100 Years of Remembrance, 1918-2018
“The bullets on the battlefields...did not discriminate between the Sikhs, Muslims, Hindus, Christians, Jews and others. One hundred years later, we honour those who fought together by remembering them together.” Rabbi Laura Janner Klausner
As most of you will have realised, 2018 is a hugely significant year for Remembrance. It’s significant not just in the UK, but also worldwide - from France, Germany, Italy and Austria, all the way to Russia, Turkey and India. This is because November 2018 marks exactly 100 years since the end of the First World War.
Remembrance is not a word we use every day. In everyday life, we might say we 'remember' something like a friend's birthday, or an experience we enjoyed. An old toy, a theatre programme, or clothes that are now too small for us may bring back memories of the past. But 'Remembrance' suggests something more important - a significant experience that can be shared. In 2009, the last surviving combat soldier of the First World War, a British man named Harry Patch, passed away at the age of 111. In the absence of any remaining First World War veterans, Remembrance is a way of keeping the memories of Harry Patch, and the millions who fought alongside him, alive and ensuring that their sacrifices are never forgotten.

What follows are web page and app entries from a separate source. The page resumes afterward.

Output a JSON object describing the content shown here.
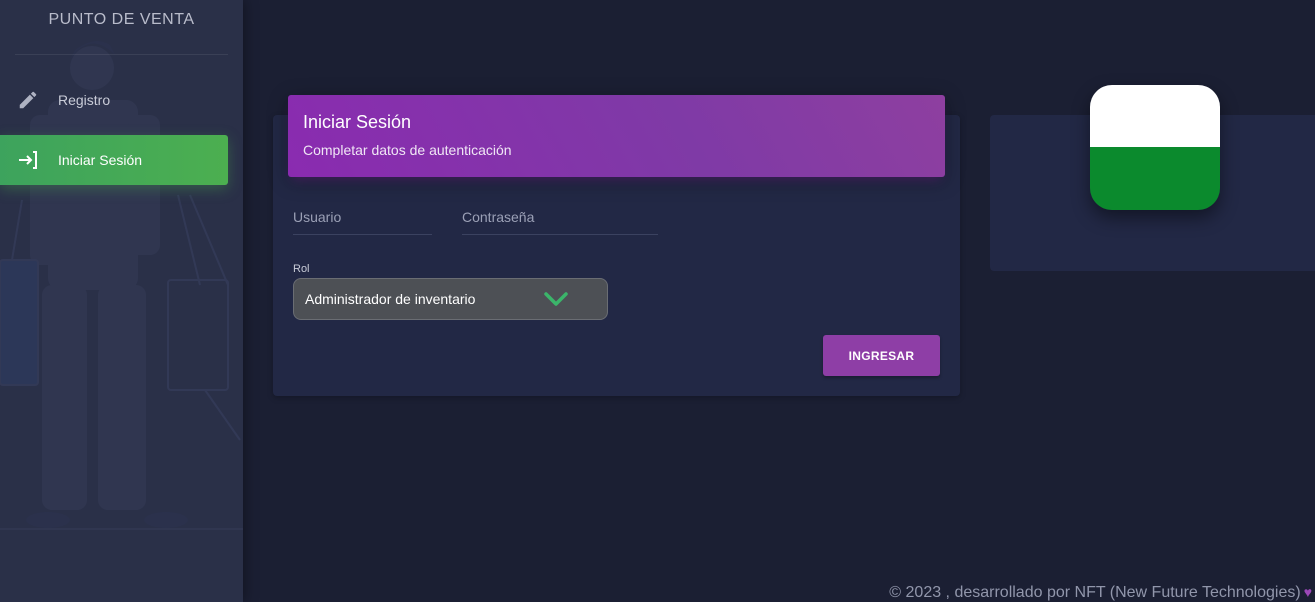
{
  "sidebar": {
    "brand": "PUNTO DE VENTA",
    "items": [
      {
        "label": "Registro",
        "icon": "pencil-icon",
        "active": false
      },
      {
        "label": "Iniciar Sesión",
        "icon": "login-icon",
        "active": true
      }
    ]
  },
  "login": {
    "title": "Iniciar Sesión",
    "subtitle": "Completar datos de autenticación",
    "username_placeholder": "Usuario",
    "password_placeholder": "Contraseña",
    "role_label": "Rol",
    "role_value": "Administrador de inventario",
    "submit_label": "INGRESAR"
  },
  "logo": {
    "colors": [
      "#ffffff",
      "#0b8a2d"
    ]
  },
  "footer": {
    "text": "© 2023 , desarrollado por NFT (New Future Technologies)",
    "heart": "♥"
  },
  "colors": {
    "accent_purple": "#8e3ea6",
    "active_green": "#4caf50",
    "background": "#1b1f33"
  }
}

All week, students in Years 7 through 13 have been receiving special assemblies to mark the Armistice centenary. This year, the focus of the assemblies has been on giving our thanks to all of those who contributed and recognising the diversity of the soldiers who fought and died in this conflict. During the First World War, white British troops fought alongside soldiers of all different colours and creeds. This included over a million Indian soldiers, 400,000 of whom were Muslim soldiers from present-day Pakistan. In fact, due to the diversity of the soldiers fighting on the front line, it has been said that the armies of 1914-18 looked more like the Britain of 2018 than that of its day. A 17-year-old soldier from the Caribbean remarked that despite the racist attitudes of the early 1900s "when the battle started, it didn't make a difference. We were all the same. When you were there, you didn't care about anything. Every man was there under the rifle."
It is impossible to say exactly what the consequences would have been had the First World War never occurred, or the allies not been victorious, but our lives today would be very different if it wasn’t for the people who fought and lived through the First World War. To mark 100 years since the end of the First World War, The Royal British Legion have been leading a national movement to say ‘Thank You’ to the entire generation who lived through the war. To support this, all students and staff at STAGS have been writing messages of thanks and Remembrance on poppies, which are now part of a special display in main reception area.
Miss Cardani, Teacher and Curriculum Leader of History